We soon started to rise off the plain, and started to cross the first of the 31 bridges. There are also 16 tunnels on this stretch of line, which goes from a height of 326m to 2193m. The bridges are distinctly hairy: old train sleepers, with spaces in between, and increasingly dramatic drops below. (At one stage we stopped at a station which had a board commemorating The Great Calamity, when a landslide did indeed destroy a section of line and killed people (presumably the passengers?). Beside the track there are often piles of old, buckled track, as well as lots of evidence of landslides. I do wonder how much longer this line, built by the British in the 19th century (British train, the guard said to me with admiration), can survive, given it appears to be getting closer and closer to the edge.

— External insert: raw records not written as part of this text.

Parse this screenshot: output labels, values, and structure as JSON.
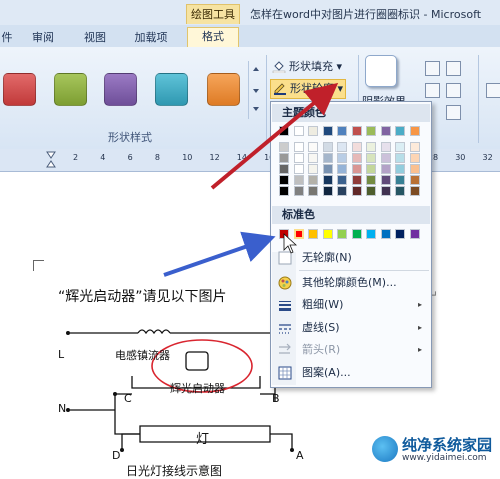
{
  "titlebar": {
    "context_tab": "绘图工具",
    "window_title": "怎样在word中对图片进行圈圈标识 - Microsoft"
  },
  "tabs": [
    {
      "label": "件"
    },
    {
      "label": "审阅"
    },
    {
      "label": "视图"
    },
    {
      "label": "加载项"
    },
    {
      "label": "格式"
    }
  ],
  "ribbon": {
    "shape_styles_group": "形状样式",
    "shape_fill": "形状填充",
    "shape_outline": "形状轮廓",
    "shadow_effect": "阴影效果",
    "fill_dropdown_arrow": "▾",
    "outline_dropdown_arrow": "▾"
  },
  "ruler": {
    "numbers": [
      "2",
      "4",
      "6",
      "8",
      "10",
      "12",
      "14",
      "16",
      "18",
      "20",
      "22",
      "24",
      "26",
      "28",
      "30",
      "32",
      "34"
    ]
  },
  "outline_menu": {
    "theme_colors": "主题颜色",
    "standard_colors": "标准色",
    "no_outline": "无轮廓(N)",
    "more_colors": "其他轮廓颜色(M)...",
    "weight": "粗细(W)",
    "dashes": "虚线(S)",
    "arrows": "箭头(R)",
    "pattern": "图案(A)...",
    "submenu_arrow": "▸",
    "theme_colors_top": [
      "#000000",
      "#ffffff",
      "#eeece1",
      "#1f497d",
      "#4f81bd",
      "#c0504d",
      "#9bbb59",
      "#8064a2",
      "#4bacc6",
      "#f79646"
    ],
    "standard_color_values": [
      "#c00000",
      "#ff0000",
      "#ffc000",
      "#ffff00",
      "#92d050",
      "#00b050",
      "#00b0f0",
      "#0070c0",
      "#002060",
      "#7030a0"
    ]
  },
  "document": {
    "body_text": "“辉光启动器”请见以下图片",
    "para_mark": "↵",
    "diagram": {
      "ballast": "电感镇流器",
      "starter": "辉光启动器",
      "lamp": "灯",
      "caption": "日光灯接线示意图",
      "L": "L",
      "N": "N",
      "A": "A",
      "B": "B",
      "C": "C",
      "D": "D"
    }
  },
  "watermark": {
    "main": "纯净系统家园",
    "sub": "www.yidaimei.com"
  },
  "colors": {
    "highlight": "#fbdf8c",
    "arrow_red": "#c0202a",
    "arrow_blue": "#3a5fcd",
    "annotation_circle": "#d9252f"
  }
}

The scenery got more and more breathtaking as we rose and rose up the mountains, with views to the valleys way below and across to precipitous rockfaces opposite. It was even more dramatic than the previous two days. As usual I can't name the vegetation, apart from eucalyptus trees, but it is predominantly green, although there were some lovely orange and pink flowers on the trees beside the line. The rail cutting is so narrow that I could have reached out and touched the leaves of passing trees. Sadly I don't think I have any photos which do this trip justice: apart from being on the wrong side of the carriage, and the usual haze in the valleys, it is really difficult capturing panoramic mountain views, as I know from the Cevennes.
The train stopped at little stations on the way, the first one looking particularly like that in 'The Railway Children'. At one there was a longer stop and we all got off and rushed to the chai stall. I had hardly eaten the day before and was starving and bought a couple of delicious, spicy vegetable pakora-like balls. Unlike British Rail, you never need go hungry or thirsty on an Indian platform. As we approached the two hill stations of Coonor and Ooty, the now familiar tea plantations appeared and the tall eucalyptus like trees which I still dont have a name for.

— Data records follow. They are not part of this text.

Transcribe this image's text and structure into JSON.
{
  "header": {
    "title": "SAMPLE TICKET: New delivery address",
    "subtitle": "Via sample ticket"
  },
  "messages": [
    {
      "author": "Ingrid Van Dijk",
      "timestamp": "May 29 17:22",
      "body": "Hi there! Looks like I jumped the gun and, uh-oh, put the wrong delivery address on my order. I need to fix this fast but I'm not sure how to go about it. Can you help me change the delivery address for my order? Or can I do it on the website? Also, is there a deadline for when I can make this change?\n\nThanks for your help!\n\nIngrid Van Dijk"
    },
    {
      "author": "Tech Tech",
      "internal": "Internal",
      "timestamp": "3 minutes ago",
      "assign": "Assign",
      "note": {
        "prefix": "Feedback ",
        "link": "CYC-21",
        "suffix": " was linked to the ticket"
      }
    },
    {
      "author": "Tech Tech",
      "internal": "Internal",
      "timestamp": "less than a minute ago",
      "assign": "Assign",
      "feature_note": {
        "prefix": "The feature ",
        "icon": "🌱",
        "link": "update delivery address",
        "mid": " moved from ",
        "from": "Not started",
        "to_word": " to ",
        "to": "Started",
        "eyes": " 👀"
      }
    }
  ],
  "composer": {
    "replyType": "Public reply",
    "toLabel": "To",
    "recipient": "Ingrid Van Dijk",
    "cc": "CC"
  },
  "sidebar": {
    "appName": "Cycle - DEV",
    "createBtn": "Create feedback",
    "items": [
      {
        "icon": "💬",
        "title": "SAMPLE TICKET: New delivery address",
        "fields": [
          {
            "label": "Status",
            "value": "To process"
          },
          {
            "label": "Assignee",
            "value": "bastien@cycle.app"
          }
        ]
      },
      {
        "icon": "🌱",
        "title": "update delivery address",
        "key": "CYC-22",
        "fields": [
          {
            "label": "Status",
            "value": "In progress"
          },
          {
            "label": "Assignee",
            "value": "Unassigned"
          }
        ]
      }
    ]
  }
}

At Coonor the steam train was replaced by a slightly faster diesel (with no cog line) for the last less precipitous leg of the journey. I was really sad when we finally drew into Ooty station. This had been a wonderful journey, even better than I had expected. Paul, if you are still out there reading this, you HAVE to make the trip (and book seat number 1 on the left side.

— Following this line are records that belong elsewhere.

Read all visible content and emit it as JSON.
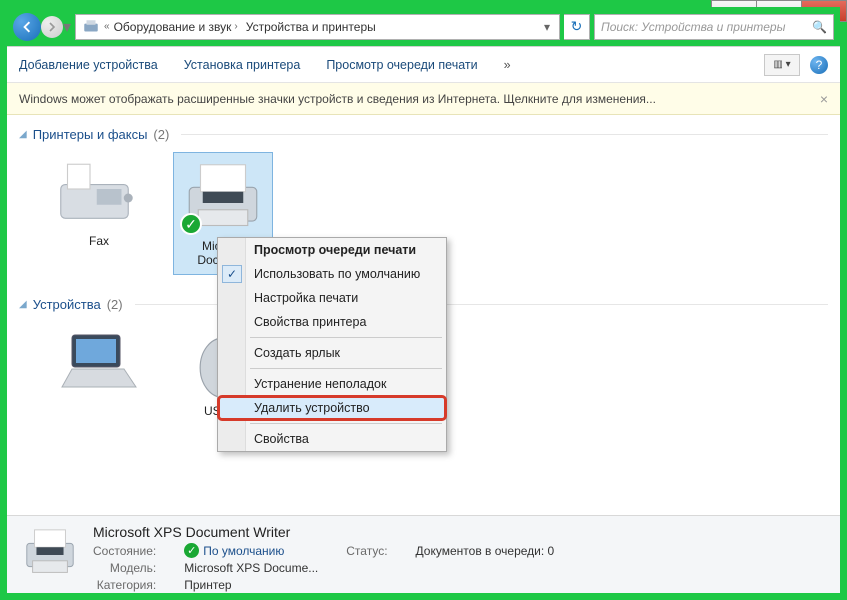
{
  "window": {
    "caption_min": "–",
    "caption_max": "▢",
    "caption_close": "✕"
  },
  "nav": {
    "breadcrumb_sep": "›",
    "seg1": "Оборудование и звук",
    "seg2": "Устройства и принтеры",
    "dropdown": "▾",
    "refresh": "↻",
    "search_placeholder": "Поиск: Устройства и принтеры",
    "search_icon": "🔍"
  },
  "toolbar": {
    "add_device": "Добавление устройства",
    "add_printer": "Установка принтера",
    "view_queue": "Просмотр очереди печати",
    "more": "»",
    "view_menu_glyph": "▥ ▾",
    "help": "?"
  },
  "banner": {
    "text": "Windows может отображать расширенные значки устройств и сведения из Интернета.  Щелкните для изменения...",
    "close": "×"
  },
  "groups": {
    "printers": {
      "title": "Принтеры и факсы",
      "count": "(2)"
    },
    "devices": {
      "title": "Устройства",
      "count": "(2)"
    }
  },
  "devices": {
    "fax": {
      "label": "Fax"
    },
    "xps": {
      "label_line1": "Microsoft XPS",
      "label_line2": "Document Writer",
      "label_truncated1": "Microso",
      "label_truncated2": "Documen"
    },
    "laptop": {
      "label": ""
    },
    "mouse": {
      "label": "USB Mouse",
      "label_truncated": "USB M"
    }
  },
  "context_menu": {
    "view_queue": "Просмотр очереди печати",
    "set_default": "Использовать по умолчанию",
    "print_setup": "Настройка печати",
    "printer_props": "Свойства принтера",
    "create_shortcut": "Создать ярлык",
    "troubleshoot": "Устранение неполадок",
    "remove_device": "Удалить устройство",
    "properties": "Свойства",
    "check": "✓"
  },
  "details": {
    "title": "Microsoft XPS Document Writer",
    "state_label": "Состояние:",
    "state_value": "По умолчанию",
    "model_label": "Модель:",
    "model_value": "Microsoft XPS Docume...",
    "category_label": "Категория:",
    "category_value": "Принтер",
    "status_label": "Статус:",
    "status_value": "Документов в очереди: 0"
  }
}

Coonor had looked tatty, dominated by what I think is a military munitions factory. Ooty (easier to say than its other names Udhagamandalam and Ootacamund) is a also and unappealing, uncontrolled sprawl, with little signs so far of its colonial past (though I'm going to explore more tomorrow). However, as it is less frenetic than larger towns, I have just enjoyed my afternoon stroll through the bazaar and commercial area, taking photos of the stalls that one so quickly takes for granted in India.
I'm staying at the YWCA in a rather bleak (bottom of the range, at 250 rupees a night) but clean room in what was in previous existence a palatial tea planter's bungalow (unlike British bungalows, it is actually on two floors). There is a huge sitting room, complete with fireplace - necessary here - and dining room, where I had lunch with an English couple and a French/Polish couple with a ten-year-old child. The English were probably nearer 70 than 60 and clearly habitual travellers since taking retirement. Improbable at first, as the husband, a retired 'Government scientist' (meteorologist he hastened to add, nothing directly to do with defence) was particularly British. They were both very jolly and I could see that the guesthouse staff and rickshaw driver responded with warmth to their obvious enthusiasm and appreciation.